“Because of scholarships like this one, I’m not paying anything out of pocket to go to school,” Okeke says. “All the money I’m earning from working can go toward my business when I’m ready to start it.”

Okeke has excellent role models to thank for her desire to start her own business: her parents. Both immigrants from Nigeria and registered nurses, her parents recently started their own healthcare business in which they and their employees visit sick, elderly patients in their homes.

Okeke’s parents taught her the value of caring for others, and the Jordan Scholars program has provided her the means to put her ambition into action—after graduating, she plans to start a non-profit, human development organization that empowers people to break out of labels and stereotypes and achieve their dreams.

“My business centers around helping others to develop confidence and building them up so they know that who they are is good enough,” she explains.  “I want to help people realize that regardless of their skin color, or where they are in life, or whether they’re rich or poor, they shouldn’t let that hold them back or restrict them."

Okeke acknowledges that non-profit work is not always the most lucrative career path, which is why she’s grateful for the financial assistance she’s receiving as a Jordan Scholar.

“I’m so thankful to Robert Jordan, and appreciate what he's done for me,” Okeke says. “He didn’t have to do anything, but he did, and it has helped my family so much. It’s allowing me to do what I want in life.”

Creating opportunity

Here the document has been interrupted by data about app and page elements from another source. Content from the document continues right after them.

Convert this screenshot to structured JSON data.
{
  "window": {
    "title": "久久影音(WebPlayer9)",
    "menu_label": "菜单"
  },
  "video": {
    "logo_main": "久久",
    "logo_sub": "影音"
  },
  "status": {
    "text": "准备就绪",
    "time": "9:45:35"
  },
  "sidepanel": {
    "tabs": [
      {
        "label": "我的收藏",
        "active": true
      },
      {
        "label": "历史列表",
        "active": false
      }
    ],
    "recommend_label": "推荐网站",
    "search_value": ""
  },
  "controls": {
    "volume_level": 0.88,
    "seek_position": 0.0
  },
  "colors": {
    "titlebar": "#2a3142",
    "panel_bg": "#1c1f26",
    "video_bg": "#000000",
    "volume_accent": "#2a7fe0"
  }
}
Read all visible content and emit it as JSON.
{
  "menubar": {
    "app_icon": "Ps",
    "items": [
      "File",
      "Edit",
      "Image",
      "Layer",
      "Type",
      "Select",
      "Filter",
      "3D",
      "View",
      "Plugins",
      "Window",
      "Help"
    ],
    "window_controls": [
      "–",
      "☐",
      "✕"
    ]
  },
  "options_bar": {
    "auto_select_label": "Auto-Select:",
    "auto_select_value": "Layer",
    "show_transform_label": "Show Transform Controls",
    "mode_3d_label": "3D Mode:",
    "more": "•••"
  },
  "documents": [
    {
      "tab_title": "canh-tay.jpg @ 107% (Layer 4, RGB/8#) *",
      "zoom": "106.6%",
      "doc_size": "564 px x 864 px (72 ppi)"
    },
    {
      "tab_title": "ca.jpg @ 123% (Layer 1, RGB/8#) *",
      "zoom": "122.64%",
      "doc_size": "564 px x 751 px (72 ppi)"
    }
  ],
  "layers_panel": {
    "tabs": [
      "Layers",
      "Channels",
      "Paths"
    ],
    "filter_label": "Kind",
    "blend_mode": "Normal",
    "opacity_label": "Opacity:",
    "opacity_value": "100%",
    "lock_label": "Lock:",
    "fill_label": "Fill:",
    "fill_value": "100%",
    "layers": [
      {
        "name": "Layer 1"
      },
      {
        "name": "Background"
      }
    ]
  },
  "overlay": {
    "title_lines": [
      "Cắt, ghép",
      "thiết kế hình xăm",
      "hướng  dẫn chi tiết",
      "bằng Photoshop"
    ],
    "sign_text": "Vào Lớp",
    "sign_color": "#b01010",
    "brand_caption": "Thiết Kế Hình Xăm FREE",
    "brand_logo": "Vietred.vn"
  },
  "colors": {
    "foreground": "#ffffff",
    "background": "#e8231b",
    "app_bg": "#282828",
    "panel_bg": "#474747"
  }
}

The Jordan Scholars program is also intended to close the gap between African American and white self-employment. According to a 2010 study by the Bureau of Labor and Statistics, whites were nearly two times as likely to be self-employed than African Americans, despite a University of Michigan study that showed African Americans indicate a stronger desire to be self-employed.

Through his program, Jordan hopes to encourage African American students to explore a wide variety of career options.

“I want to help the university expand its outreach, particularly for African American students,” he says. “I want them to consider opportunities that maybe they haven’t thought about before.”

Funding the future

Okeke’s entrepreneurial spirit is exactly what Jordan wants to encourage in students. He believes Northern Arizona University provided him the tools and real-world perspective he needed to be successful in his business ventures.

“The university gave me an opportunity, where maybe some schools wouldn’t have,” Jordan says. “There were a couple of classes that made me think about business through the lens of an employer. I walked away from those courses feeling as though I could build a company and follow my own path.”

When he decided to give to the university, he knew he wanted to provide students with similar opportunities.

“If other kids can receive the same type of experiences that I had, then who knows where that might take them,” he says. “I think it is about providing the tools and resources, which creates opportunity.”